Congress passed the Paycheck Protection Program Flexibility Act (Act) to make it simpler for small businesses and other borrowers to qualify for full loan forgiveness. President Trump signed it into law on June 5. The Act extended the amount of time in which businesses can use their loans and offered more flexibility on how to spend funds. One item that did not change was the application deadline. The deadline to apply for Paycheck Protection Program loans was and remained June 30.
The U.S. Small Business Administration (SBA), in consultation with the Treasury Department, released in mid-June a revised loan forgiveness application for the Paycheck Protection Program (PPP). The SBA also released a new EZ application for forgiveness of PPP loans. To have their loan forgiven, small business owners must fill out an application, and submit it to the bank or lender that approved their initial request. The application focuses on criteria regarding the types of expenses that are forgivable. It also includes a step-by-step calculator for determining forgiveness eligibility.
The EZ application requires fewer calculations and less documentation than the full application and can be used by borrowers that, 1) are self-employed and have no employees; or 2) did not reduce the salaries or wages of their employees by more than 25 percent and did not reduce the number or hours of their employees; or 3) experienced reductions in business activity as a result of health directives related to COVID-19 and did not reduce the salaries or wages of their employees by more than 25 percent.
The Act transformed the PPP in the following ways by:
•Extending the deadline from June 30 to Dec. 31 to rehire full-time equivalent employees for their salaries to count toward loan forgiveness.
•Reducing the proportion of the loan proceeds that businesses must spend on payroll to be eligible for full forgiveness. Sixty percent of loan proceeds must be spent on payroll costs such as salaries and benefits for up to $100,000 annualized per employee. The rest can be spent on other allowable expenses. The former payroll spending requirement for loan forgiveness was 75 percent.
•Extending the repayment period for nonforgiven PPP loans approved on or after June 5 to five years at 1 percent interest to repay the loan rather than the initial two-year repayment period.
The maturity date can also be extended for loans made before June 5 if the borrower and lender mutually agree to extend it to 5 years.
•Expanding the duration of time (“covered period”) during which PPP recipients could spend the loan proceeds for payroll and nonpayroll expenses and still qualify for loan forgiveness from eight weeks from the time they received the first loan installment to 24 weeks or until Dec. 31, whichever is first.
However, borrowers with loans taken before June 5 can still choose to use the 8-week covered period.
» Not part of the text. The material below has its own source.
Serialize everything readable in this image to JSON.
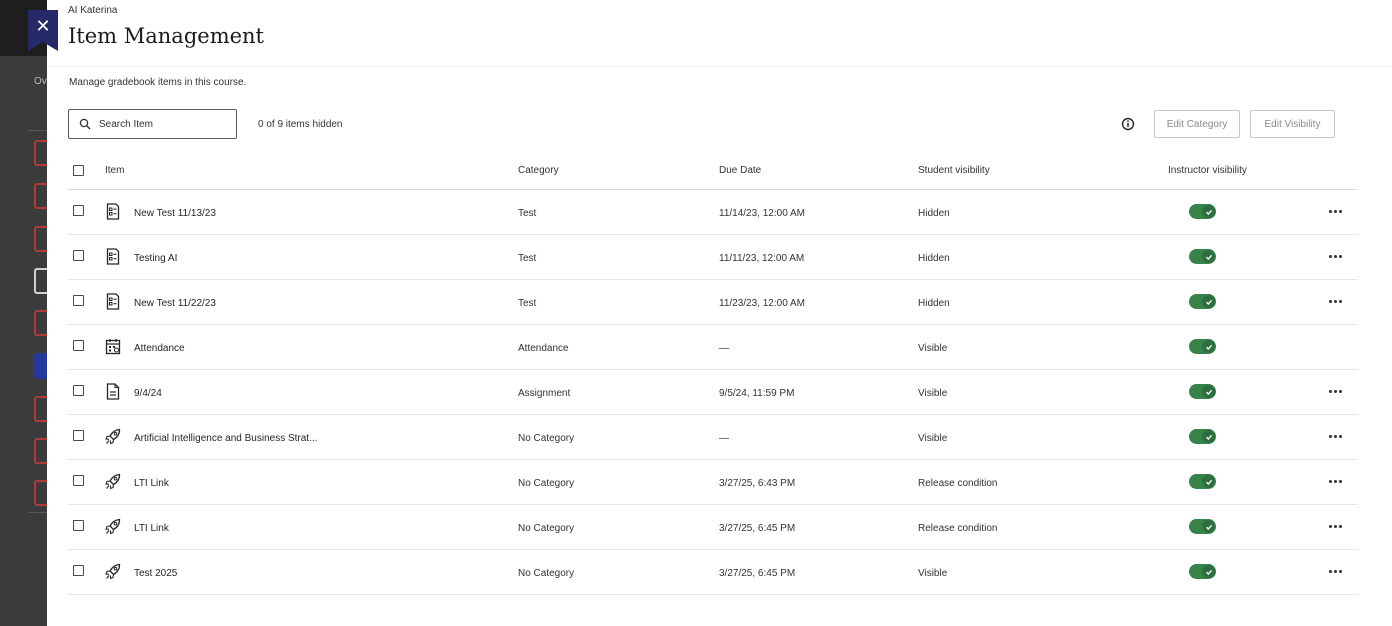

Payroll expenses include covered benefits for employees (but not owners), including healthcare expenses, retirement contributions, and state taxes imposed on employee payroll paid by the employer (such as unemployment insurance premiums). Non-payroll expenses include mortgage interest, rent and utilities. Loan proceeds not used for qualifying purposes within the covered period are not eligible for forgiveness and must be paid back.
•Specifying that loan forgiveness will not be reduced if there’s a reduction in headcount if borrowers can show that they were unable to rehire employees or hire similarly qualified employees for unfilled positions before Dec. 31 or unable to resume normal business activity levels in that period because they were complying with health and safety guidelines for slowing the spread of the virus;
•Codifying an earlier ruling providing safe harbor for business owners who made a goodfaith effort, but were ultimately unable to return to the same level of pre-Feb. 15, 2020 business activity;
Giving borrowers 10 months from the last day of the covered period, or alternative covered period, to apply for loan forgiveness;
•Deferring principal payments, interest, and fees until the final forgiveness decision is made between lenders and the SBA. Borrowers can defer payments for up to six months, and recently updated forgiveness guidance allots banks 60 days to review forgiveness applications. The SBA gets another 90 days to make a ruling. Accumulated delays would otherwise mean some business could start payments on a loan that would eventually be forgiven.
•Allowing employers to defer their portion of payroll taxes. The Act strikes wording in the Cares Act that bars business owners who receive forgiveness on their PPP loans from deferring their payroll taxes.
Taxes incurred in 2020 are to be paid in two installments: Half is owed by Dec. 31, 2021, and the other half is owed by Dec. 31, 2022.
Eric Erdman is an attorney with Hager, Dewick & Zuengler S.C.